▶ Task item: Each line in the entries below that holds the word "moto" belongs in the answer.

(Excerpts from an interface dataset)
□ □ □

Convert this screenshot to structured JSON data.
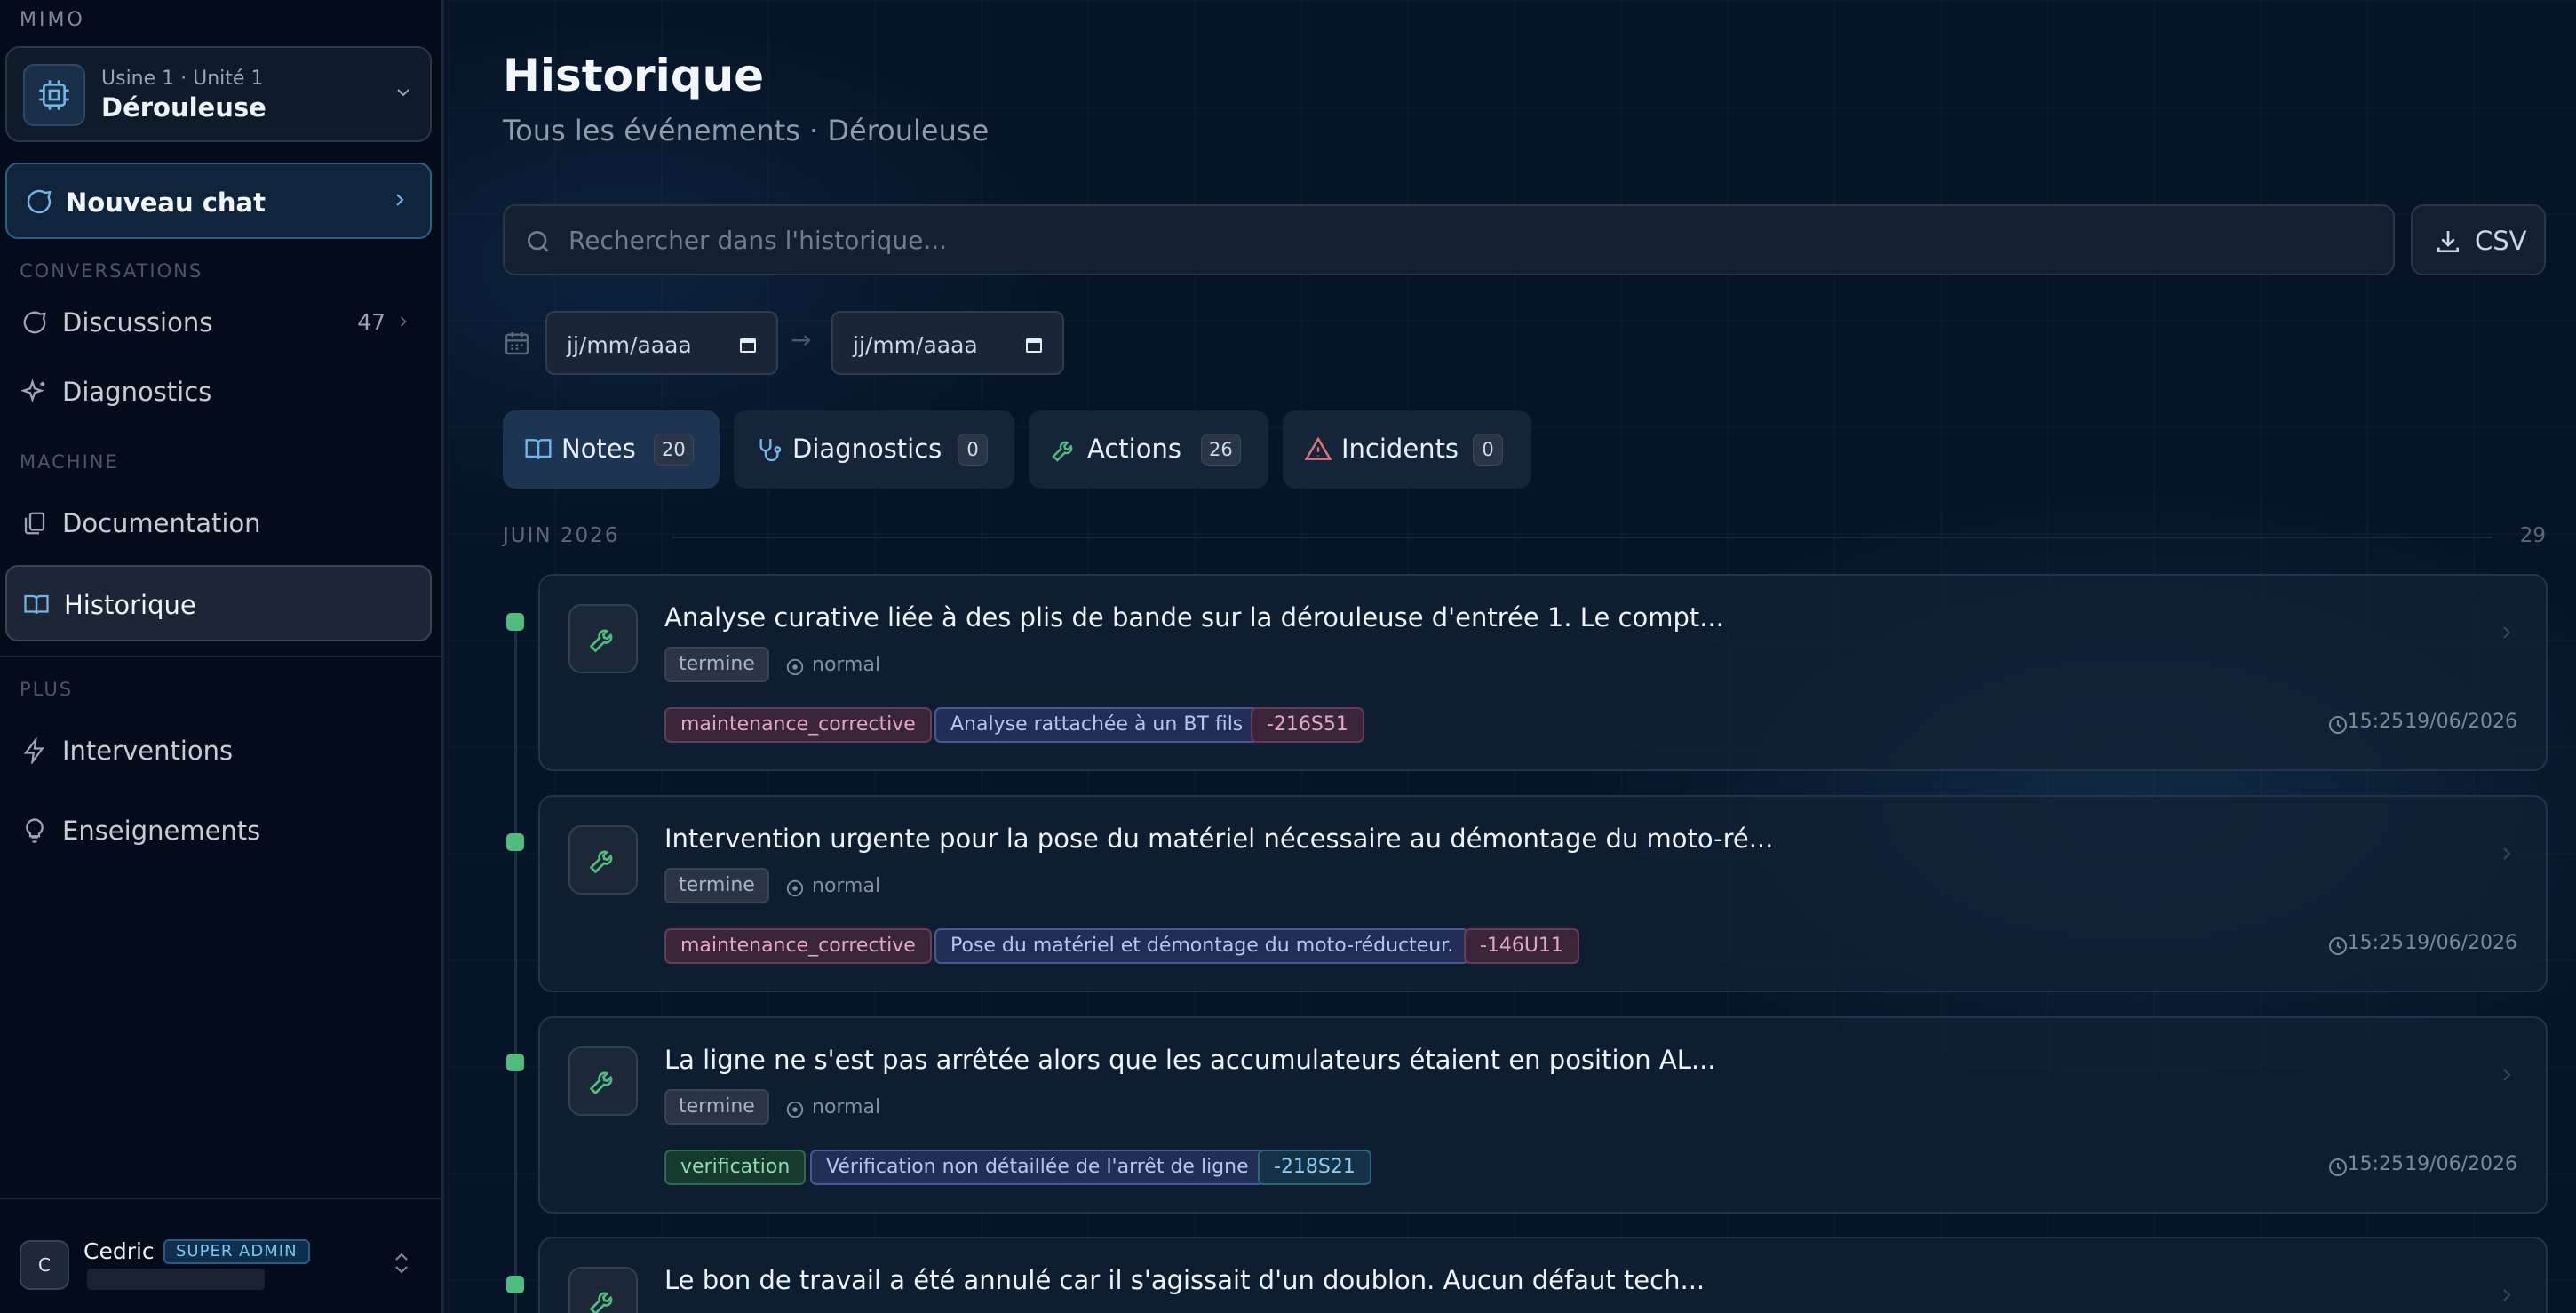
{
  "sidebar": {
    "brand": "MIMO",
    "machine": {
      "sub": "Usine 1 · Unité 1",
      "name": "Dérouleuse"
    },
    "new_chat": "Nouveau chat",
    "sections": {
      "conversations": "CONVERSATIONS",
      "machine": "MACHINE",
      "plus": "PLUS"
    },
    "items": [
      {
        "label": "Discussions",
        "count": "47"
      },
      {
        "label": "Diagnostics"
      },
      {
        "label": "Documentation"
      },
      {
        "label": "Historique"
      },
      {
        "label": "Interventions"
      },
      {
        "label": "Enseignements"
      }
    ],
    "user": {
      "initial": "C",
      "name": "Cedric",
      "badge": "SUPER ADMIN"
    }
  },
  "main": {
    "title": "Historique",
    "subtitle": "Tous les événements · Dérouleuse",
    "search_placeholder": "Rechercher dans l'historique...",
    "csv_label": "CSV",
    "date_from": "jj/mm/aaaa",
    "date_to": "jj/mm/aaaa",
    "date_arrow": "→",
    "tabs": [
      {
        "label": "Notes",
        "count": "20"
      },
      {
        "label": "Diagnostics",
        "count": "0"
      },
      {
        "label": "Actions",
        "count": "26"
      },
      {
        "label": "Incidents",
        "count": "0"
      }
    ],
    "month": {
      "label": "JUIN 2026",
      "count": "29"
    },
    "events": [
      {
        "title": "Analyse curative liée à des plis de bande sur la dérouleuse d'entrée 1. Le compt...",
        "status": "termine",
        "priority": "normal",
        "tags": [
          "maintenance_corrective",
          "Analyse rattachée à un BT fils",
          "-216S51"
        ],
        "time": "15:25",
        "date": "19/06/2026"
      },
      {
        "title": "Intervention urgente pour la pose du matériel nécessaire au démontage du moto-ré...",
        "status": "termine",
        "priority": "normal",
        "tags": [
          "maintenance_corrective",
          "Pose du matériel et démontage du moto-réducteur.",
          "-146U11"
        ],
        "time": "15:25",
        "date": "19/06/2026"
      },
      {
        "title": "La ligne ne s'est pas arrêtée alors que les accumulateurs étaient en position AL...",
        "status": "termine",
        "priority": "normal",
        "tags": [
          "verification",
          "Vérification non détaillée de l'arrêt de ligne",
          "-218S21"
        ],
        "time": "15:25",
        "date": "19/06/2026"
      },
      {
        "title": "Le bon de travail a été annulé car il s'agissait d'un doublon. Aucun défaut tech..."
      }
    ]
  },
  "colors": {
    "accent": "#4fbd7d",
    "brand_blue": "#2a5f88",
    "warning": "#e0737a"
  }
}
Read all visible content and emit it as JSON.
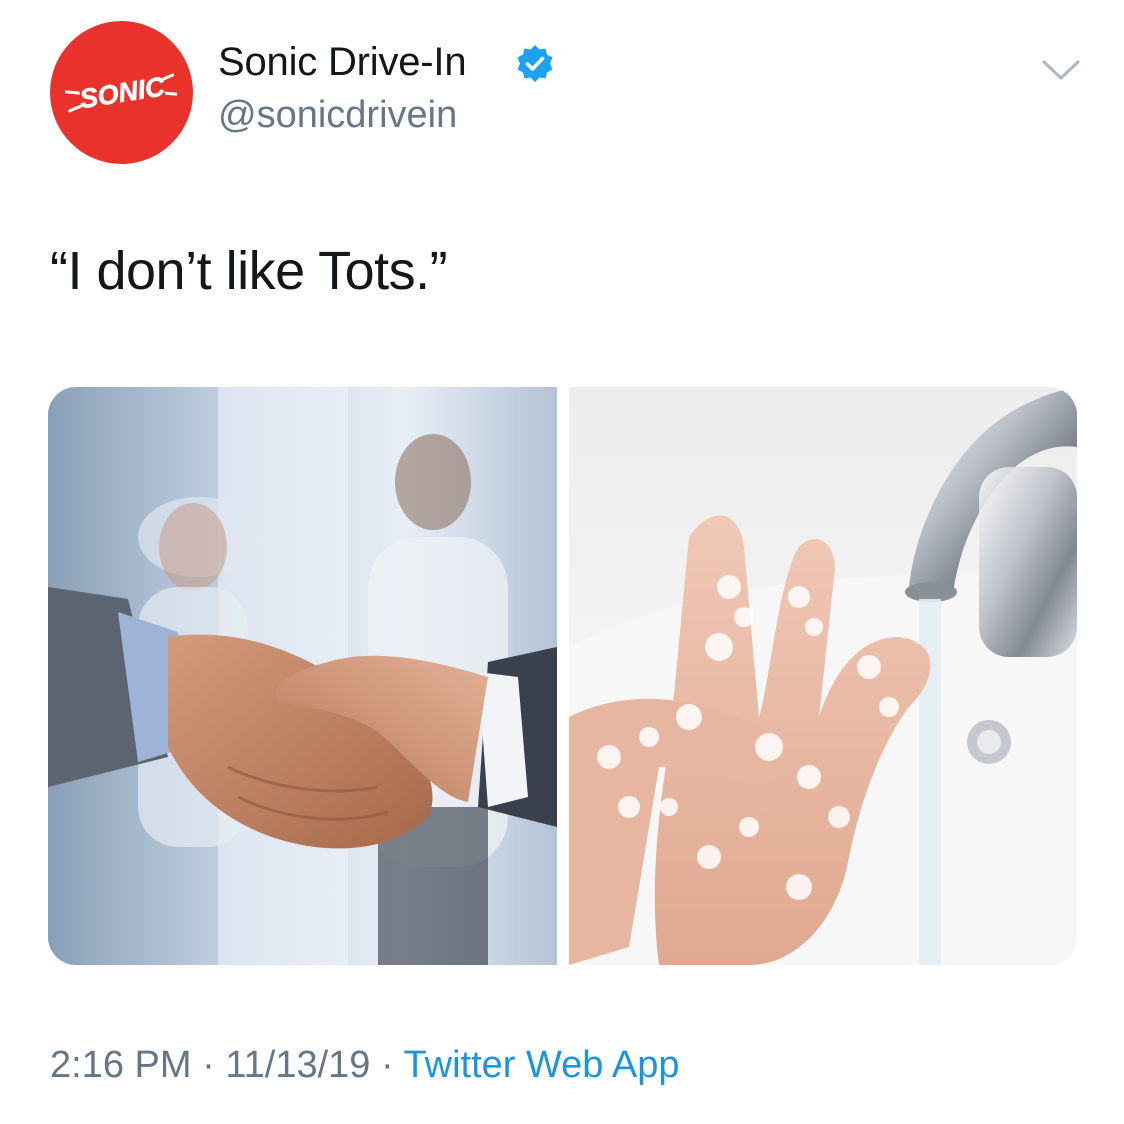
{
  "tweet": {
    "author": {
      "display_name": "Sonic Drive-In",
      "handle": "@sonicdrivein",
      "avatar_logo_text": "SONIC",
      "verified": true
    },
    "text": "“I don’t like Tots.”",
    "media": [
      {
        "alt": "handshake-photo"
      },
      {
        "alt": "hand-washing-photo"
      }
    ],
    "time": "2:16 PM",
    "separator": "·",
    "date": "11/13/19",
    "source": "Twitter Web App"
  },
  "colors": {
    "brand_red": "#e8322b",
    "verified_blue": "#1da1f2",
    "link_blue": "#1b95e0",
    "secondary_text": "#657786"
  }
}
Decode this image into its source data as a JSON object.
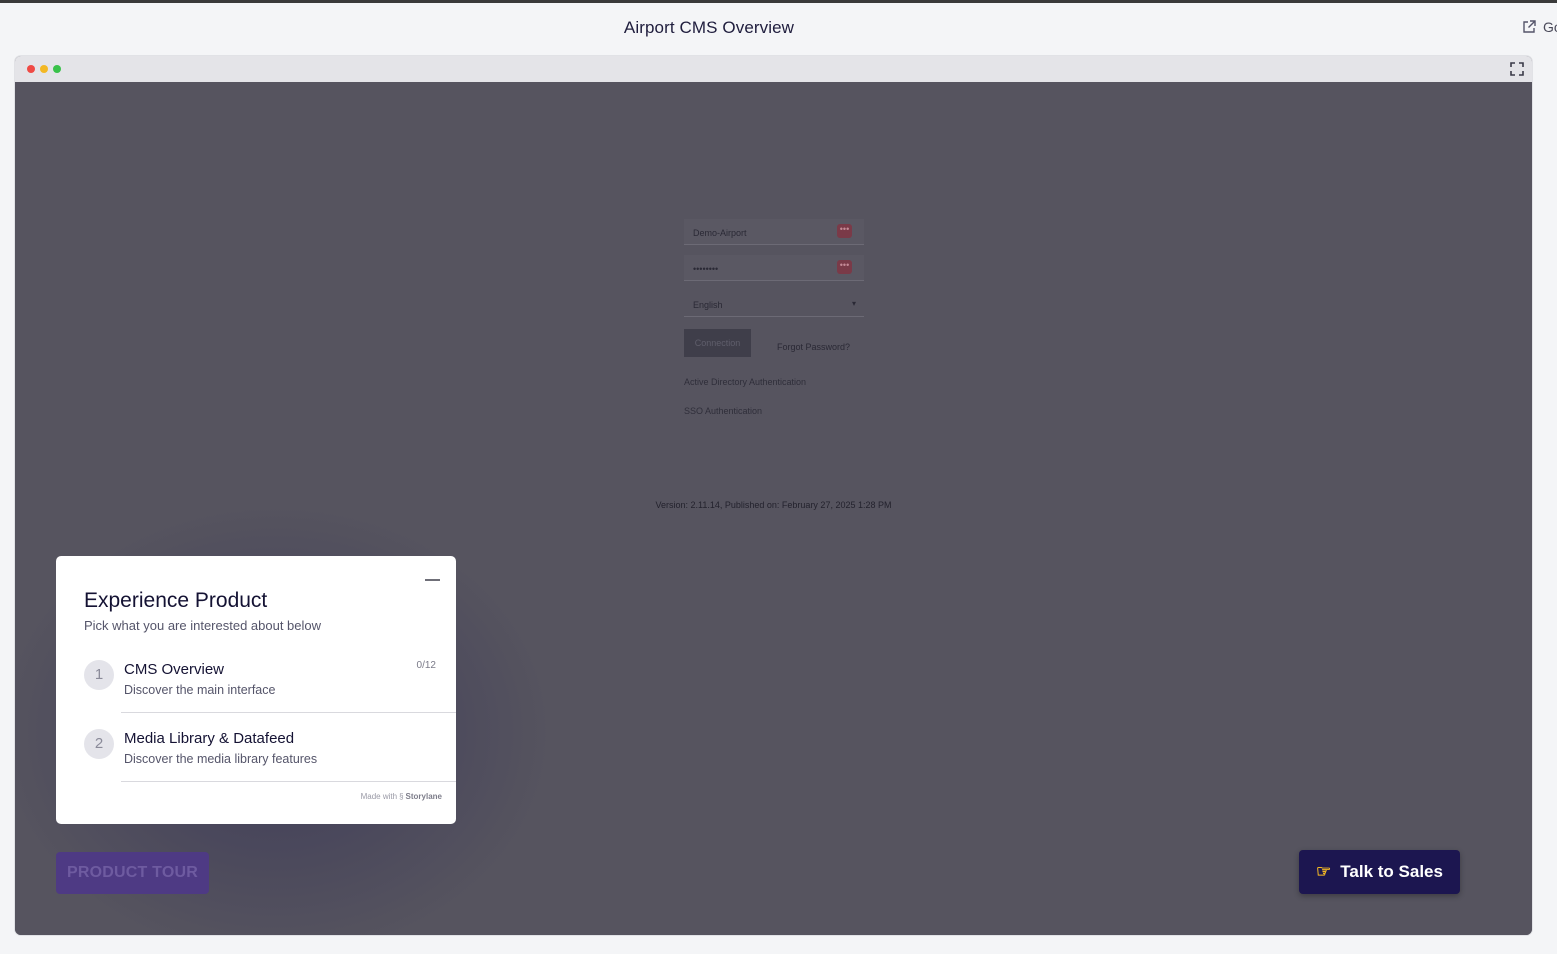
{
  "page": {
    "title": "Airport CMS Overview",
    "open_new_label": "Go"
  },
  "login": {
    "username_value": "Demo-Airport",
    "password_value": "••••••••",
    "language_value": "English",
    "connect_label": "Connection",
    "forgot_label": "Forgot Password?",
    "ad_auth_label": "Active Directory Authentication",
    "sso_auth_label": "SSO Authentication",
    "key_badge": "•••",
    "version_text": "Version: 2.11.14, Published on: February 27, 2025 1:28 PM"
  },
  "tour_card": {
    "title": "Experience Product",
    "subtitle": "Pick what you are interested about below",
    "items": [
      {
        "number": "1",
        "name": "CMS Overview",
        "description": "Discover the main interface",
        "progress": "0/12"
      },
      {
        "number": "2",
        "name": "Media Library & Datafeed",
        "description": "Discover the media library features"
      }
    ],
    "made_with_prefix": "Made with",
    "made_with_brand": "Storylane"
  },
  "buttons": {
    "product_tour": "PRODUCT TOUR",
    "talk_to_sales": "Talk to Sales"
  },
  "colors": {
    "accent_dark": "#1c1650",
    "overlay": "#56545f",
    "product_tour_bg": "#4e3a84"
  }
}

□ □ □

▶ Solution for this problem:
        "title": "Intervention urgente pour la pose du matériel nécessaire au démontage du moto-ré...",
          "Pose du matériel et démontage du moto-réducteur.",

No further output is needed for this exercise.